Before delving into the details of in-band and out-of-band concepts; let me state the purpose behind them. The purpose is to effectively manage and troubleshoot the networking devices and servers remotely. Let’s focus one thing at a time.
In-band: This one is the most common and widely used method for remote access and control of devices. In-band remote access is done over networking protocols such as SSH, Telnet and VNC. Since the ssh/telnet traffic shares the bandwidth of the real user traffic in production networks, it’s called in-band. As the management and business traffic share the common bandwidth it’s important to segregate the management traffic from the business traffic. A good design is to create a management Vlan and connect the management interface of all the devices to it. And guarding it by an ACL which allows the traffic from only a few known IP addresses. The management Vlan can also be used for device monitoring, system logging and SNMP.
If the network is down or severely degraded in-band access methods fail unless a second network called out-of-band has been previously setup.
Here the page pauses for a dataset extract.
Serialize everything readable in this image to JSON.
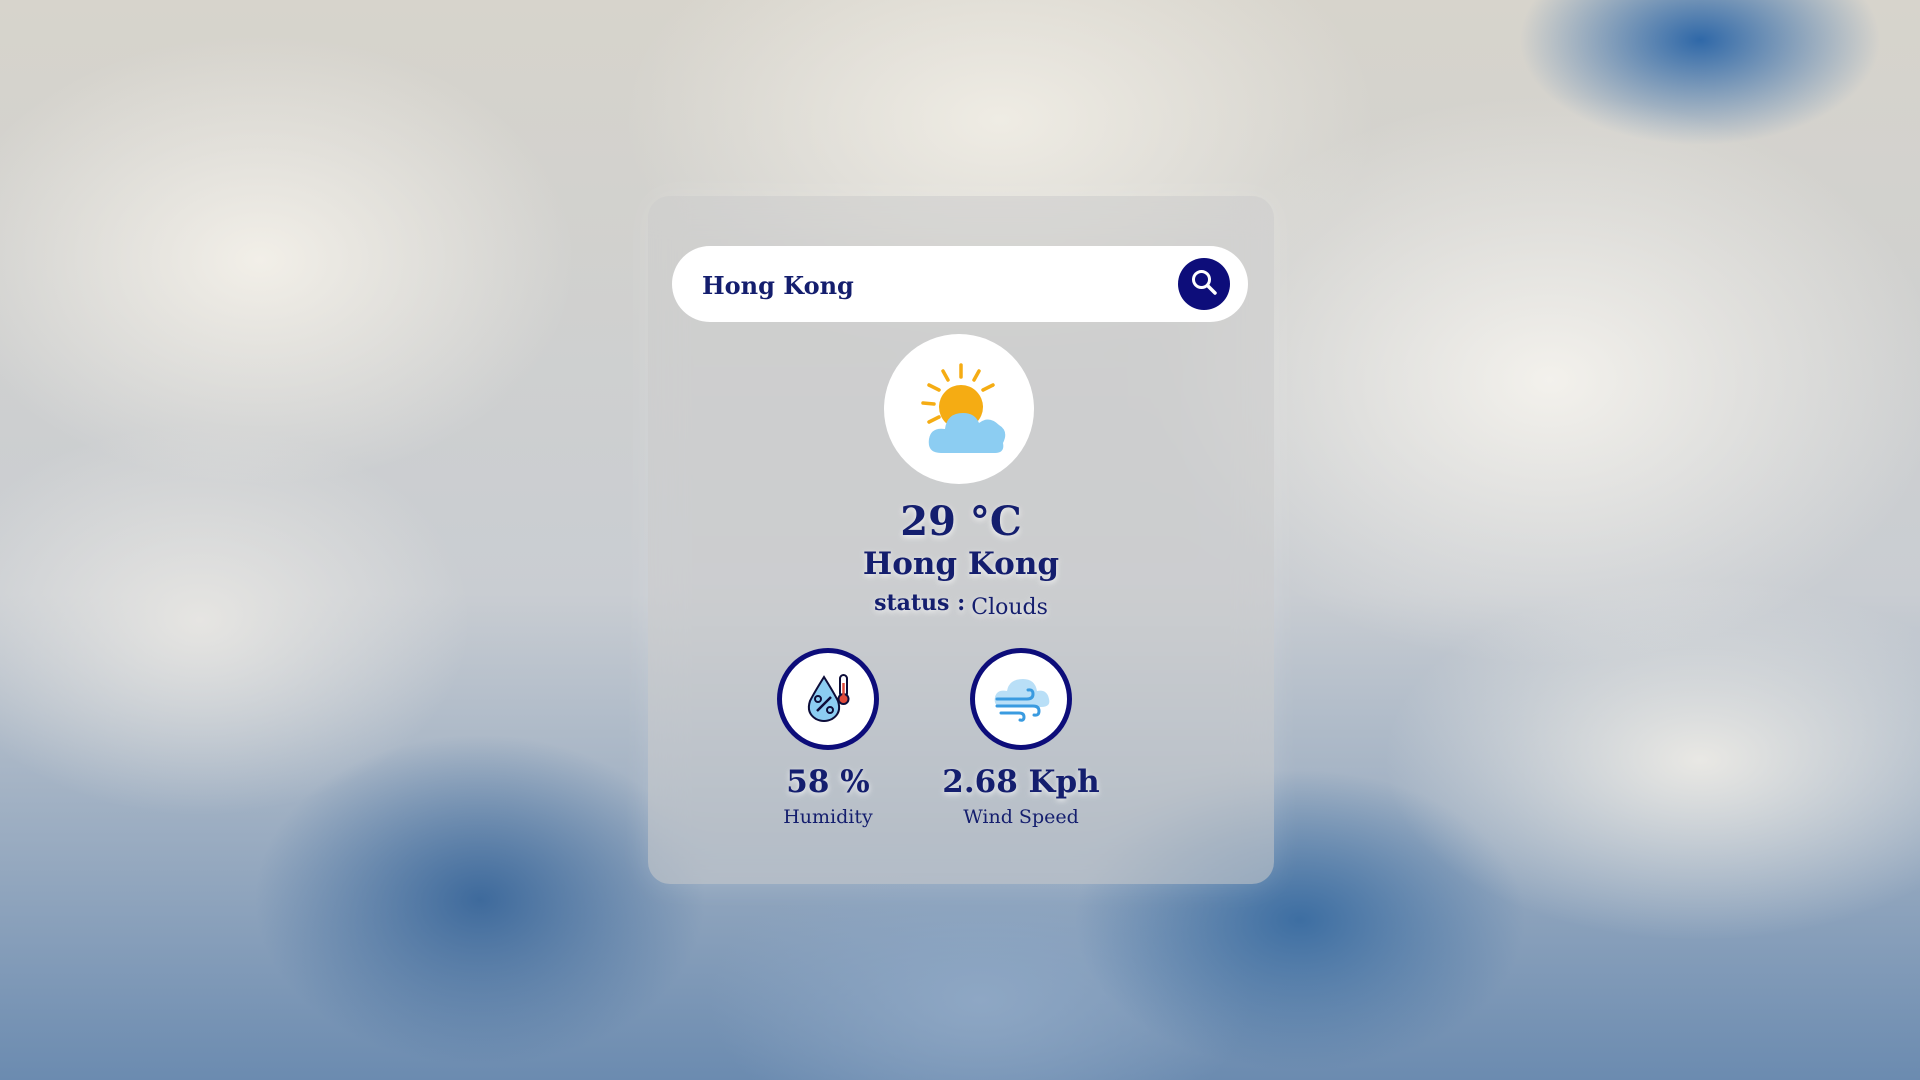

Out-of-band: This is a separate network setup outside of production network should a need arise to manage the devices. Out-of-band remote access is implemented using an Access Server and connecting the management interface of the devices to it. The Access Server could have a Public IP. A modem or DSL line can be used to dial-in to the Access Server when its LAN/WAN link is down. Care should be taken to configure the Access Server and its ports assignment. Also the Access Server’s connectivity should be checked frequently along with its links to the managed devices.
One more method of having out-of-band network is using KVM switches. KVM switches provide BIOS- level access to remote servers and serial-console-level access to networking devices. Most of them come with internal modem as well.
Both in-band and out-of-band methods of remote access complement each other and help in managing the devices effectively.